American vocal coach Sylvia Olden Lee, born in Meridian, Mississippi on 29 June 1917, was one of the foremost voice teachers of her time. Olden Lee was the daughter of opera singer Sylvia Alice Ward. In 1938, Olden Lee graduated from the Oberlin Conservatory of Music. In 1944, she married the violinist and conductor Everett Lee.
Over her life, she held many teaching posts, including at Columbia University, and among her students were Jessye Norman and Kathleen Battle. While she spent one year as voice teacher at New York Metropolitan Opera, she made history, not only as the first African-American to be employed by the Met, but also when she fought for contralto Marian Anderson's right to perform. In 1955, Anderson became the first African-American female singer to perform on an opera stage.
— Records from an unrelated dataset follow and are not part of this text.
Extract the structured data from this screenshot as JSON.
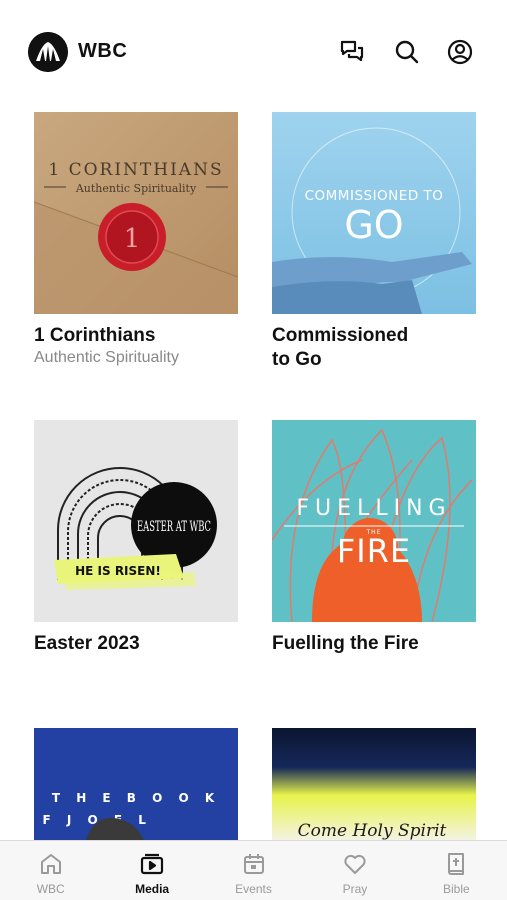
{
  "header": {
    "brand": "WBC",
    "icons": [
      "logo-icon",
      "chat-icon",
      "search-icon",
      "profile-icon"
    ]
  },
  "series": [
    {
      "title": "1 Corinthians",
      "subtitle": "Authentic Spirituality",
      "art_heading": "1 CORINTHIANS",
      "art_sub": "Authentic Spirituality",
      "seal_text": "1"
    },
    {
      "title": "Commissioned\nto Go",
      "art_heading": "COMMISSIONED TO",
      "art_big": "GO"
    },
    {
      "title": "Easter 2023",
      "art_badge": "EASTER AT WBC",
      "art_banner": "HE IS RISEN!"
    },
    {
      "title": "Fuelling the Fire",
      "art_top": "FUELLING",
      "art_small": "THE",
      "art_big": "FIRE"
    },
    {
      "art_line1": "T H E   B O O K",
      "art_line2": "O F   J O E L"
    },
    {
      "art_script": "Come Holy Spirit"
    }
  ],
  "tabs": [
    {
      "label": "WBC",
      "icon": "home-icon",
      "active": false
    },
    {
      "label": "Media",
      "icon": "media-icon",
      "active": true
    },
    {
      "label": "Events",
      "icon": "calendar-icon",
      "active": false
    },
    {
      "label": "Pray",
      "icon": "heart-icon",
      "active": false
    },
    {
      "label": "Bible",
      "icon": "bible-icon",
      "active": false
    }
  ],
  "colors": {
    "active_tab": "#111111",
    "inactive_tab": "#9a9a9a",
    "tabbar_bg": "#f7f7f7"
  }
}
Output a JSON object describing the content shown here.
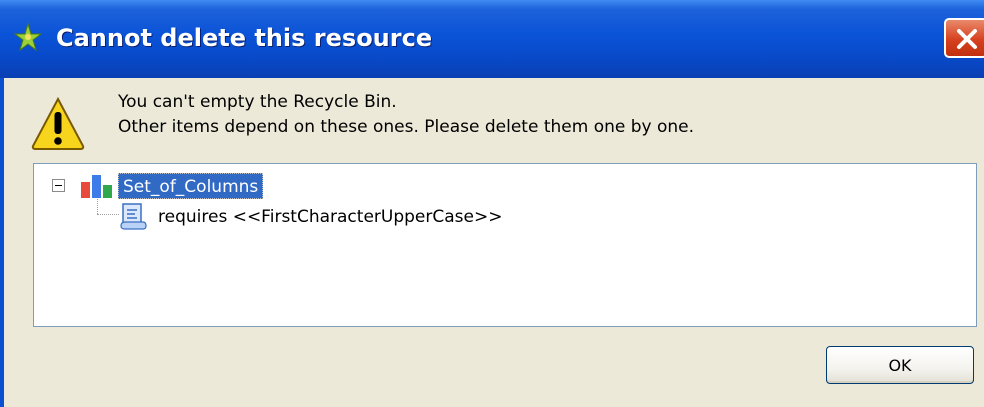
{
  "dialog": {
    "title": "Cannot delete this resource",
    "message_line1": "You can't empty the Recycle Bin.",
    "message_line2": "Other items depend on these ones. Please delete them one by one.",
    "ok_label": "OK"
  },
  "tree": {
    "root": {
      "label": "Set_of_Columns",
      "icon": "columns-set-icon",
      "expanded": true,
      "selected": true
    },
    "children": [
      {
        "label": "requires <<FirstCharacterUpperCase>>",
        "icon": "rule-document-icon"
      }
    ]
  },
  "colors": {
    "titlebar": "#0a53d8",
    "selection": "#316ac5",
    "dialog_bg": "#ece9d8"
  }
}
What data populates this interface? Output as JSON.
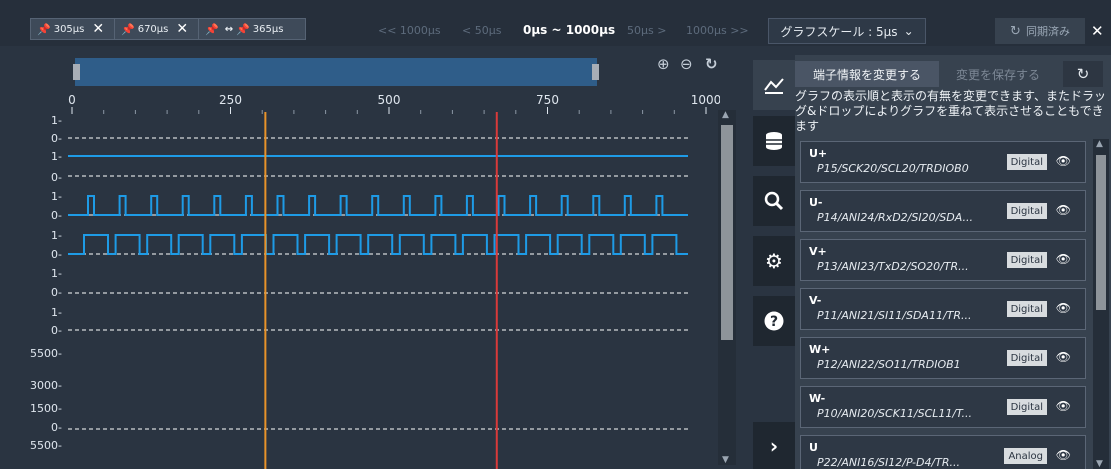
{
  "markers": {
    "m1": "305μs",
    "m2": "670μs",
    "diff": "365μs",
    "close": "✕",
    "link": "↔"
  },
  "range_nav": {
    "back_1000": "<< 1000μs",
    "back_50": "< 50μs",
    "range": "0μs ~ 1000μs",
    "fwd_50": "50μs >",
    "fwd_1000": "1000μs >>"
  },
  "scale": {
    "label": "グラフスケール : 5μs",
    "chevron": "⌄"
  },
  "sync": {
    "label": "同期済み"
  },
  "close_top": "✕",
  "zoom": {
    "in": "⊕",
    "out": "⊖",
    "reset": "↻"
  },
  "x_axis": {
    "ticks": [
      "0",
      "250",
      "500",
      "750",
      "1000"
    ],
    "min": 0,
    "max": 1000
  },
  "y_labels": [
    "1",
    "0",
    "1",
    "0",
    "1",
    "0",
    "1",
    "0",
    "1",
    "0",
    "1",
    "0",
    "5500",
    "3000",
    "1500",
    "0",
    "5500"
  ],
  "cursors": {
    "orange_us": 305,
    "red_us": 670,
    "orange_color": "#e8932a",
    "red_color": "#d93a3a"
  },
  "signals": {
    "u_plus": "flat-high",
    "u_minus": "flat-low",
    "v_plus_pulses": 19,
    "v_minus_pulses": 19
  },
  "tabs": [
    "chart-icon",
    "database-icon",
    "search-icon",
    "gear-icon",
    "help-icon",
    "expand-icon"
  ],
  "panel": {
    "change_btn": "端子情報を変更する",
    "save_btn": "変更を保存する",
    "reset_icon": "↻",
    "help": "グラフの表示順と表示の有無を変更できます、またドラッグ&ドロップによりグラフを重ねて表示させることもできます",
    "channels": [
      {
        "name": "U+",
        "pins": "P15/SCK20/SCL20/TRDIOB0",
        "type": "Digital"
      },
      {
        "name": "U-",
        "pins": "P14/ANI24/RxD2/SI20/SDA...",
        "type": "Digital"
      },
      {
        "name": "V+",
        "pins": "P13/ANI23/TxD2/SO20/TR...",
        "type": "Digital"
      },
      {
        "name": "V-",
        "pins": "P11/ANI21/SI11/SDA11/TR...",
        "type": "Digital"
      },
      {
        "name": "W+",
        "pins": "P12/ANI22/SO11/TRDIOB1",
        "type": "Digital"
      },
      {
        "name": "W-",
        "pins": "P10/ANI20/SCK11/SCL11/T...",
        "type": "Digital"
      },
      {
        "name": "U",
        "pins": "P22/ANI16/SI12/P-D4/TR...",
        "type": "Analog"
      }
    ]
  }
}
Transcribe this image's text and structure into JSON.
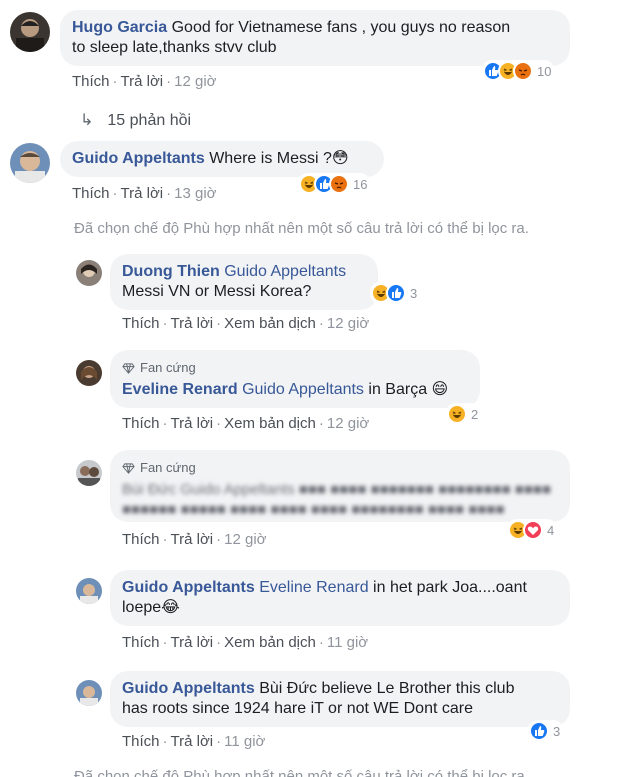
{
  "actions": {
    "like": "Thích",
    "reply": "Trả lời",
    "translate": "Xem bản dịch",
    "sep": "·"
  },
  "comments": [
    {
      "author": "Hugo Garcia",
      "text_1": "Good for Vietnamese fans , you guys no reason",
      "text_2": "to sleep late,thanks stvv club",
      "time": "12 giờ",
      "react_count": "10",
      "reactions": [
        "like-icon",
        "haha-icon",
        "angry-icon"
      ]
    },
    {
      "author": "Guido Appeltants",
      "text": "Where is Messi ?",
      "emoji": "😳",
      "time": "13 giờ",
      "react_count": "16",
      "reactions": [
        "haha-icon",
        "like-icon",
        "angry-icon"
      ]
    }
  ],
  "replies_link": "15 phản hồi",
  "notice": "Đã chọn chế độ Phù hợp nhất nên một số câu trả lời có thể bị lọc ra.",
  "replies": [
    {
      "author": "Duong Thien",
      "mention": "Guido Appeltants",
      "text": "Messi VN or Messi Korea?",
      "time": "12 giờ",
      "react_count": "3"
    },
    {
      "badge": "Fan cứng",
      "author": "Eveline Renard",
      "mention": "Guido Appeltants",
      "text": "in Barça",
      "time": "12 giờ",
      "react_count": "2"
    },
    {
      "badge": "Fan cứng",
      "blurred_1": "Bùi Đức Guido Appeltants ■■■ ■■■■ ■■■■■■■ ■■■■■■■■ ■■■■ ■■■■■■ ■■■■■ ■■■■ ■■■■ ■■■■ ■■■■■■■■ ■■■■ ■■■■",
      "time": "12 giờ",
      "react_count": "4"
    },
    {
      "author": "Guido Appeltants",
      "mention": "Eveline Renard",
      "text_1": "in het park Joa....oant",
      "text_2": "loepe",
      "time": "11 giờ"
    },
    {
      "author": "Guido Appeltants",
      "text_1": "Bùi Đức believe Le Brother this club",
      "text_2": "has roots since 1924 hare iT or not WE Dont care",
      "time": "11 giờ",
      "react_count": "3"
    }
  ],
  "notice_bottom": "Đã chọn chế độ Phù hợp nhất nên một số câu trả lời có thể bị lọc ra."
}
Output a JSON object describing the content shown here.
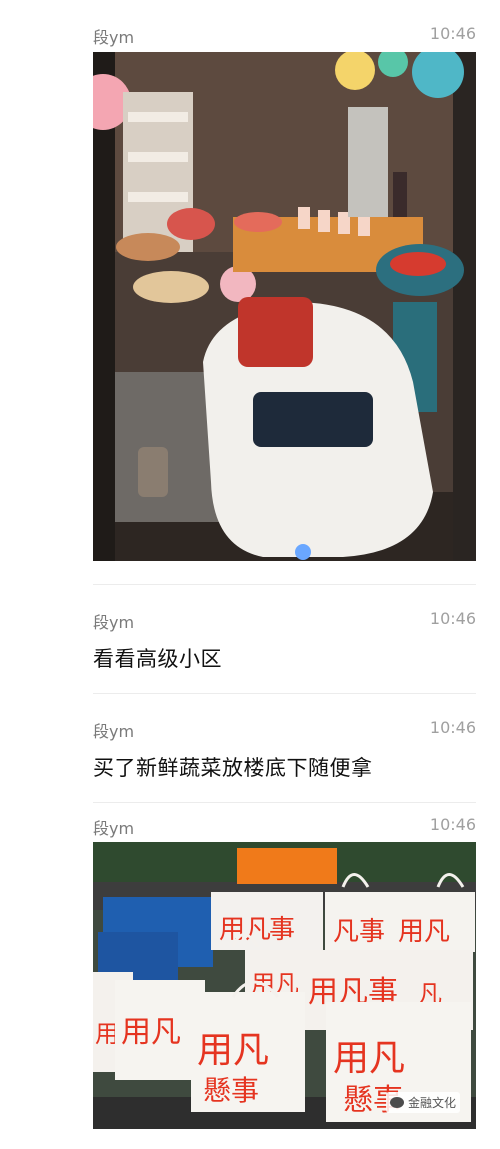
{
  "messages": [
    {
      "sender": "段ym",
      "time": "10:46",
      "type": "image",
      "image_desc": "party-room-with-toy-car-and-desserts"
    },
    {
      "sender": "段ym",
      "time": "10:46",
      "type": "text",
      "text": "看看高级小区"
    },
    {
      "sender": "段ym",
      "time": "10:46",
      "type": "text",
      "text": "买了新鲜蔬菜放楼底下随便拿"
    },
    {
      "sender": "段ym",
      "time": "10:46",
      "type": "image",
      "image_desc": "red-printed-tote-bags-on-ledge"
    }
  ],
  "bag_print": "用\n懸\n凡\n事",
  "watermark": "金融文化",
  "colors": {
    "accent_red": "#e53420",
    "orange_bag": "#f07a1a",
    "meta_gray": "#7a7a7a"
  }
}
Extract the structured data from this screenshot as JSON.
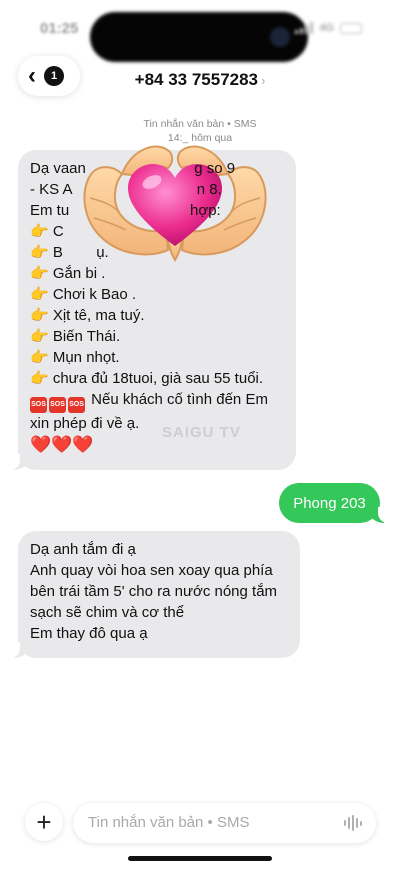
{
  "status": {
    "time": "01:25",
    "network": "4G"
  },
  "header": {
    "unread_count": "1",
    "contact": "+84 33 7557283",
    "contact_chevron": "›"
  },
  "thread": {
    "message_type": "Tin nhắn văn bản • SMS",
    "timestamp": "14:_ hôm qua"
  },
  "messages": {
    "first": {
      "lines": [
        "Dạ vaan                          g so 9",
        "- KS A                              n 8.",
        "Em tu                             hợp:",
        "👉 C",
        "👉 B        ụ.",
        "👉 Gắn bi .",
        "👉 Chơi k Bao .",
        "👉 Xịt tê, ma tuý.",
        "👉 Biến Thái.",
        "👉 Mụn nhọt.",
        "👉 chưa đủ 18tuoi, già sau 55 tuổi.",
        "Nếu khách cố tình đến Em",
        "xin phép đi về ạ.",
        "❤️❤️❤️"
      ],
      "sos_label": "SOS"
    },
    "outgoing": {
      "text": "Phong 203"
    },
    "second": {
      "lines": [
        "Dạ anh tắm đi ạ",
        "Anh quay vòi hoa sen xoay qua phía",
        "bên trái tầm 5' cho ra nước nóng tắm",
        "sạch sẽ chim và cơ thể",
        "Em thay đô qua ạ"
      ]
    }
  },
  "watermark": "SAIGU TV",
  "composer": {
    "placeholder": "Tin nhắn văn bản • SMS",
    "plus_icon": "plus-icon",
    "voice_icon": "waveform-icon"
  },
  "colors": {
    "outgoing_bubble": "#34c759",
    "incoming_bubble": "#e9e9eb",
    "sos_red": "#e4352b"
  }
}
Sylvia Olden Lee died of cancer on 10 April 2004, aged eighty-six.